Before his death Lincoln had fought with radical members of his own party over how the South should be treated after victory. They wanted to make Southerners feel the weight of defeat and to uplift the former slaves. Lincoln focused on reconciliation with Southern whites, although he also showed concern for the welfare of African Americans. When Johnson took over, his policies looked to parallel Lincoln's, and Johnson, too, soon ran afoul of the radical Republicans. The dispute proved more than nasty. By 1867 the executive and legislative branches were at such loggerheads that the Republican House of Representatives passed articles of impeachment. A trial took place in the Senate, and Johnson escaped losing his job by one vote.
David O. Stewart's "Impeached" is the fullest recounting we have of the high politics of that immediate post-Civil War period. As the author astutely tells us, the Constitution's impeachment clauses provide a complex legal remedy for enmity between Congress and the president. Impeachment, if it succeeds, gives the United States a non-violent way to remove the president when there is a sustained and widespread sentiment that he must go.
Impeachment, however, need not be about significant matters, as the case of Bill Clinton demonstrates, and overall Johnson's story is similar. The ostensible reason for the trial was Johnson's attempt to remove the secretary of war despite a Tenure of Office Act, and this affront, among others, was embodied in a catchall series of articles of impeachment. The real reason, as one participant put it, was Johnson's "general cussedness."
Stewart's graceful style and storytelling ability make for a good read. The author maintains interest by emphasizing the heavy drinking and hyperbolic oratory in an age of excess. He also includes striking examples of the era's political jokes, humor and invective. In photographs found throughout the book, the politicians exhibit their prominent noses, exotic facial hair and aptitude for striking a pose; these gents can strut while sitting down. More substantially, Stewart evokes the corruption of the late 19th century, including the heavy betting on whether Johnson would survive his trial and the influence of bribery on Congress.
But Stewart makes too much of the case, as if American history pivoted around it. The impeachment proceedings themselves were pettifogging and boring, and not even Stewart's skill as a writer and raconteur can breathe much life into them. As he notes, the evidence for bribery and who was behind it is murky and circumstantial. Thus, he can't make much of these long-dead scandals. More important, while bringing to life the quarrel between Johnson and the radicals, Stewart fails to show that anything fundamental was at stake. Stewart rightly notes that Lincoln was more sensitive to black rights in the South -- and a more astute leader -- than the clumsy and deeply racist Johnson. But Lincoln had struggled with the radicals before his death, and Stewart's presumption that the nation would have been spared a fracas about Reconstruction had Lincoln lived is unconvincing.

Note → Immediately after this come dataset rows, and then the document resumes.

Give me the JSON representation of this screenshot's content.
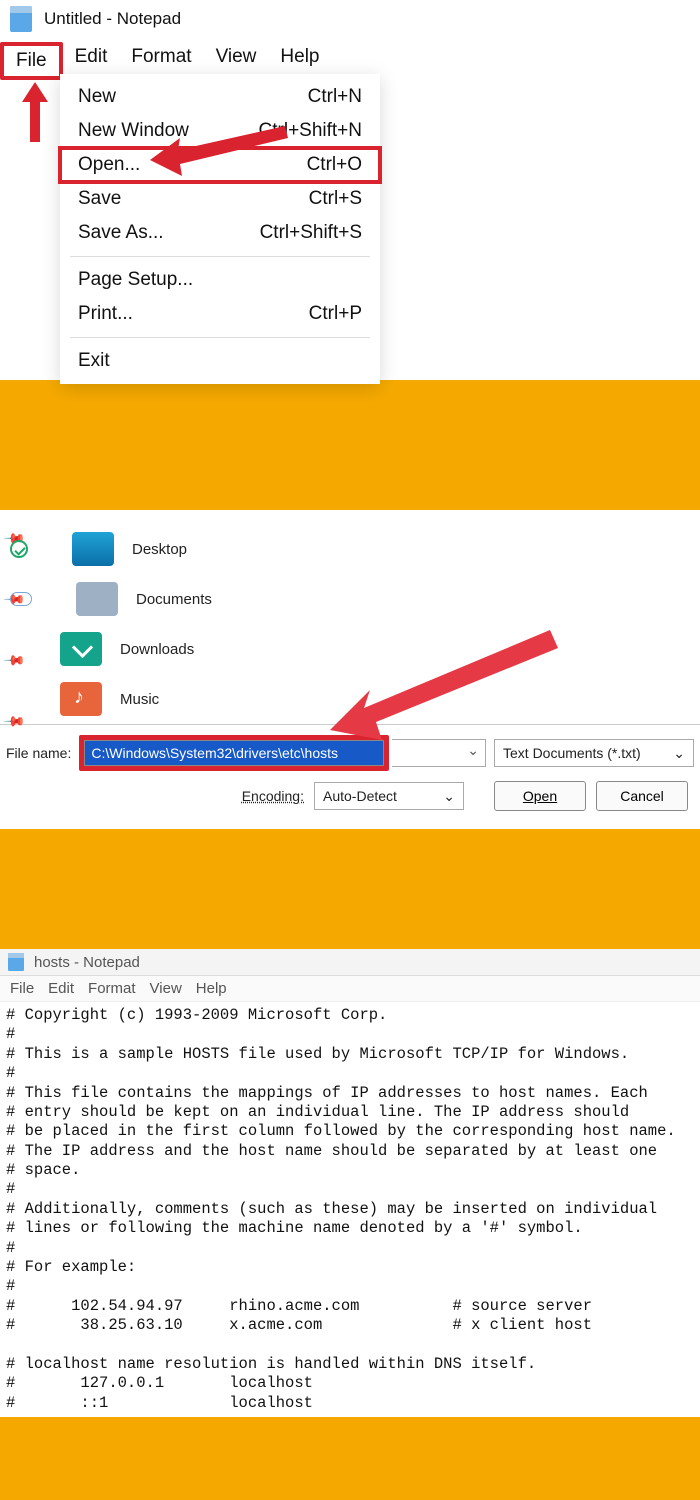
{
  "panel1": {
    "title": "Untitled - Notepad",
    "menubar": [
      "File",
      "Edit",
      "Format",
      "View",
      "Help"
    ],
    "dropdown": [
      {
        "label": "New",
        "accel": "Ctrl+N"
      },
      {
        "label": "New Window",
        "accel": "Ctrl+Shift+N"
      },
      {
        "label": "Open...",
        "accel": "Ctrl+O",
        "highlight": true
      },
      {
        "label": "Save",
        "accel": "Ctrl+S"
      },
      {
        "label": "Save As...",
        "accel": "Ctrl+Shift+S"
      },
      {
        "sep": true
      },
      {
        "label": "Page Setup...",
        "accel": ""
      },
      {
        "label": "Print...",
        "accel": "Ctrl+P"
      },
      {
        "sep": true
      },
      {
        "label": "Exit",
        "accel": ""
      }
    ]
  },
  "panel2": {
    "folders": [
      {
        "name": "Desktop",
        "icon": "f-desktop",
        "badge": "check"
      },
      {
        "name": "Documents",
        "icon": "f-docs",
        "badge": "cloud"
      },
      {
        "name": "Downloads",
        "icon": "f-down"
      },
      {
        "name": "Music",
        "icon": "f-music"
      }
    ],
    "file_name_label": "File name:",
    "file_name_value": "C:\\Windows\\System32\\drivers\\etc\\hosts",
    "type_filter": "Text Documents (*.txt)",
    "encoding_label": "Encoding:",
    "encoding_value": "Auto-Detect",
    "open_btn": "Open",
    "cancel_btn": "Cancel"
  },
  "panel3": {
    "title": "hosts - Notepad",
    "menubar": [
      "File",
      "Edit",
      "Format",
      "View",
      "Help"
    ],
    "body": "# Copyright (c) 1993-2009 Microsoft Corp.\n#\n# This is a sample HOSTS file used by Microsoft TCP/IP for Windows.\n#\n# This file contains the mappings of IP addresses to host names. Each\n# entry should be kept on an individual line. The IP address should\n# be placed in the first column followed by the corresponding host name.\n# The IP address and the host name should be separated by at least one\n# space.\n#\n# Additionally, comments (such as these) may be inserted on individual\n# lines or following the machine name denoted by a '#' symbol.\n#\n# For example:\n#\n#      102.54.94.97     rhino.acme.com          # source server\n#       38.25.63.10     x.acme.com              # x client host\n\n# localhost name resolution is handled within DNS itself.\n#       127.0.0.1       localhost\n#       ::1             localhost"
  }
}
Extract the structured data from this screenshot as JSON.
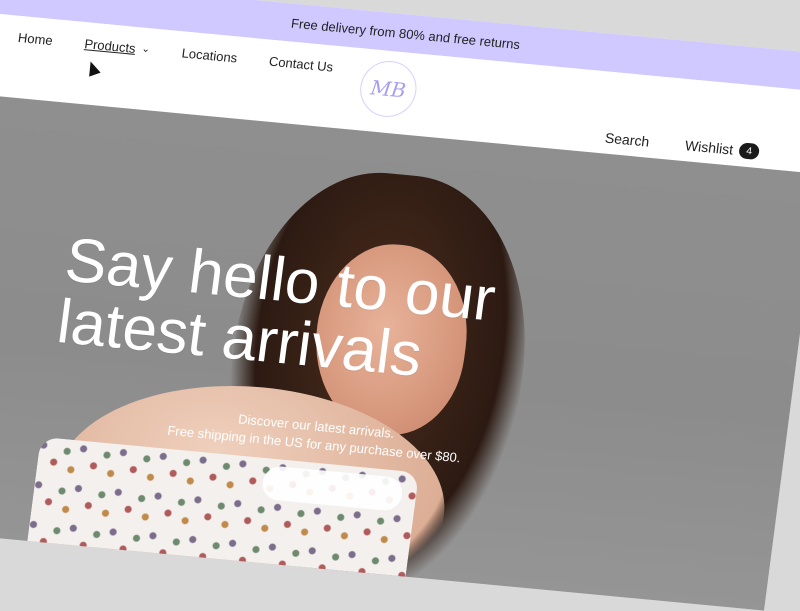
{
  "announcement": {
    "text": "Free delivery from 80% and free returns"
  },
  "nav": {
    "left": [
      {
        "label": "Home",
        "active": false,
        "has_dropdown": false
      },
      {
        "label": "Products",
        "active": true,
        "has_dropdown": true
      },
      {
        "label": "Locations",
        "active": false,
        "has_dropdown": false
      },
      {
        "label": "Contact Us",
        "active": false,
        "has_dropdown": false
      }
    ],
    "logo_text": "MB",
    "right": {
      "search_label": "Search",
      "wishlist_label": "Wishlist",
      "wishlist_count": "4"
    }
  },
  "hero": {
    "headline": "Say hello to our latest arrivals",
    "subtext_line1": "Discover our latest arrivals.",
    "subtext_line2": "Free shipping in the US for any purchase over $80."
  },
  "colors": {
    "announcement_bg": "#cfc9ff",
    "logo_accent": "#a89ff0",
    "badge_bg": "#1a1a1a"
  }
}
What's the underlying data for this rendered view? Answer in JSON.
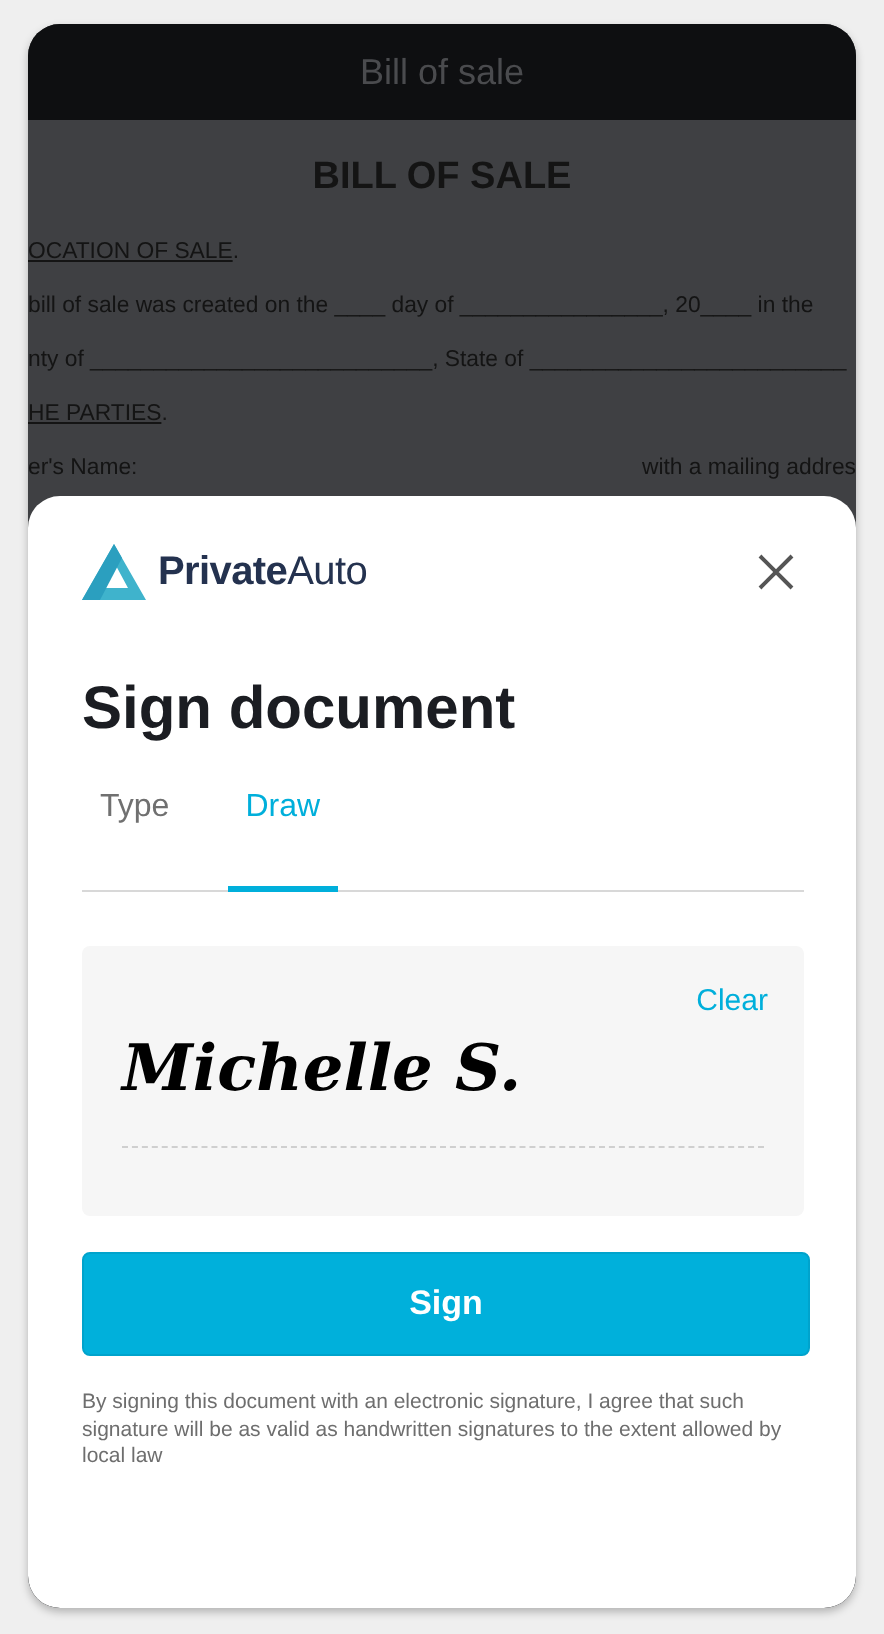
{
  "header": {
    "title": "Bill of sale"
  },
  "document": {
    "heading": "BILL OF SALE",
    "lines": [
      {
        "kind": "section",
        "text": "OCATION OF SALE",
        "after": "."
      },
      {
        "kind": "text",
        "text": "bill of sale was created on the ____ day of ________________, 20____ in the"
      },
      {
        "kind": "text",
        "text": "nty of ___________________________, State of _________________________"
      },
      {
        "kind": "section",
        "text": "HE PARTIES",
        "after": "."
      },
      {
        "kind": "split",
        "left": "er's Name:",
        "right": "with a mailing addres"
      }
    ]
  },
  "dialog": {
    "brand": "**Private**Auto",
    "title": "Sign document",
    "tabs": [
      {
        "label": "Type",
        "selected": false
      },
      {
        "label": "Draw",
        "selected": true
      }
    ],
    "signature": {
      "value": "Michelle S.",
      "clear": "Clear"
    },
    "sign_button": "Sign",
    "disclaimer": "By signing this document with an electronic signature, I agree that such signature will be as valid as handwritten signatures to the extent allowed by local law"
  }
}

As it was, had Johnson been removed from office, Benjamin Wade from Ohio, president pro tem of the Senate, would have taken over the presidency from May 1868 until March 1869. Many believed that Johnson was saved because politicians considered Wade less capable. Johnson's successor, Gen. U. S. Grant, easily obtained the Republican nomination for president and then won election in the fall of 1868. Grant did not offer leadership of a high order, and he permitted the return of white Southerners to power in ways consistent with Johnson's ideas. In truth, for the next several decades all the major politicians after Lincoln who grasped at the presidency were on a par -- mediocre and ultimately uncommitted to African Americans.
It is a gauge of Stewart's troubles in carving out a new interpretation that he again and again contrasts his views with those of John F. Kennedy in his book "Profiles in Courage." The young president-to-be stuck his name on this ghost-written survey of American politics in 1955. The book is a very minor contribution to historical understanding, but it had a chapter on Johnson's impeachment which made a hero of Edmund Ross, one of the senators who voted against impeachment. Stewart may win this interpretive battle, but the victory is tiny.
Bruce Kuklick teaches American history at the University of Pennsylvania.